I had the chance to sit in on a press conference call held by the American Society for Reproductive Medicine this week, just ahead of their annual shindig (which will be in San Diego this year). The call's topic: the removal of the label “experimental” that they adhered years ago to a technique already in use.
Oocyte cryopreservation has only been 'experimental' in name. Reproductive treatment centers have been freezing women's eggs for years now. It's not as if we're talking about Frankenstein-level experimentation.
But in the name of safety and doing no harm, the ASRM approaches the recommendation of various procedures with conservative consideration. That's a good thing, especially here in the Wild West of Reproductive Medicine where just about anything goes, depending on the specialist.
In the press call, the doctors sounded about as old fogey as a doc can get. Still with the line “We can't say it's good for everyone just yet...” The opinion of the group's Practice Committee says even though the largest randomly controlled trial “comparing fresh vs. vitrified donor oocytes in 600 recipients revealed excellent clinical pregnancy rates, no different than in fresh cycles,” – the “data is reassuring” – they want more widespread clinic-specific data on safety and efficacy before universal egg banking can be recommended.

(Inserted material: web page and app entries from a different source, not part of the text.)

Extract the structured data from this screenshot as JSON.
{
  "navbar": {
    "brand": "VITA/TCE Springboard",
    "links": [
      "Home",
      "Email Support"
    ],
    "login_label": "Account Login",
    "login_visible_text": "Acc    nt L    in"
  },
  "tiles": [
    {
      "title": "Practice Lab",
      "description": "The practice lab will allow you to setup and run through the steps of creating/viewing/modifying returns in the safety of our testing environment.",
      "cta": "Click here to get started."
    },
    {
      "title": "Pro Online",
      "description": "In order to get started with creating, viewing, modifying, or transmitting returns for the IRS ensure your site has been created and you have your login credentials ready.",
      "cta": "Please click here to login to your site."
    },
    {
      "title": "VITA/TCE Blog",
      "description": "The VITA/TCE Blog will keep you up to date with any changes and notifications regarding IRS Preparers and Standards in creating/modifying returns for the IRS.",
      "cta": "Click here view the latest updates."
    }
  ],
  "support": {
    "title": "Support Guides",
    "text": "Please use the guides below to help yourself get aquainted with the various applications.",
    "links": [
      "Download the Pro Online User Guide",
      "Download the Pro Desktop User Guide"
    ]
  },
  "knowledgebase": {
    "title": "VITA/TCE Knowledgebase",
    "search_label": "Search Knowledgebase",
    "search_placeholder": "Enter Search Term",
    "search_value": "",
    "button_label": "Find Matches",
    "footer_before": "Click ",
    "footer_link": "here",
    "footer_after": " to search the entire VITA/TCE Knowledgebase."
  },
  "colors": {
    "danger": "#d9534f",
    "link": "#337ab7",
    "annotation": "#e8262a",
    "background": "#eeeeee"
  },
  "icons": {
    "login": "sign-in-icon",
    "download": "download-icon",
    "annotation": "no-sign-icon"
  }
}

Their big hangup on not offering egg-freezing to young women as a kind of fertility insurance is based, they say, on balancing (a) the inherent dangers of any kind of medical procedure, and (b) the fact that only a small percentage of young women will actually be infertile and need those frozen eggs later.
But when it comes to all things fertility, women have been taking huge risks – financially, physically, and emotionally – of all kinds for eons. Why? Because there is nothing that any woman can do that has more impact on her entire life than getting pregnant. (Now there's an opinion that I could get hammered on, but I'll stand firm.) So we (women) already do crazy things, like take daily pills that haven't truly stood the test of time and rigorous scientific investigation just to avoid pregnancy, or hitch our wagons to myriad wrong men because our ovaries are commanding us to procreate. The list of wacky pregnancy-related behavior – as women can attest – goes on and on. Trust us: We know how big a deal it is to get pregnant.
So in my opinion (here we go again), worrying about a young woman's ability to make an informed choice about her reproductive capacity and future is, well, patriarchal and archaic.
I, too, think that the fertility industry has had a hand in steering perfectly fertile people into costly treatment. But some members of the same industry have been trying their damnedest to bring home the message that early detection equals early treatment equals greater take-home baby success. The ASRM got hit hard years ago by some women's groups when their public service program dared tell us that one of the keys to fertility was to stop putting off having babies so far into our future that our eggs were useless.
Unfortunately, except for at the church my son attends (where children are offered comprehensive sexuality and relationship classes that start in Kindergarten and are taught by parents), I have yet to see the American culture pick up the ball on the details of conception education, since most people are sadly mired in the fearful mindset that If You Teach It, They Will Do It.
There was a time when the idea of women having complete control over their reproductive ability was blasphemy. Later on, it wasn't so much heretical as it was just unbelievable. After all, what would women do if they weren't having and raising babies? (As I write this, I keep having visions of big, white men patting little pig-tailed girls on their wide-eyed heads.)
As far as I'm concerned, the unleashing of egg freezing as an option, now declared NOT experimental and actually quite successful, could very well be similar in terms of societal bend as was the birth control pill. Do I envision a Gattaca-like world in the future? No. But then could any of our ancestors imagine our world today?
There's a time for concern and worry and protecting the ignorant. Then there's a time to let go and have a little faith – in nature, in deities, in common sense, in whatever gets you through the night.
I say let 'er rip.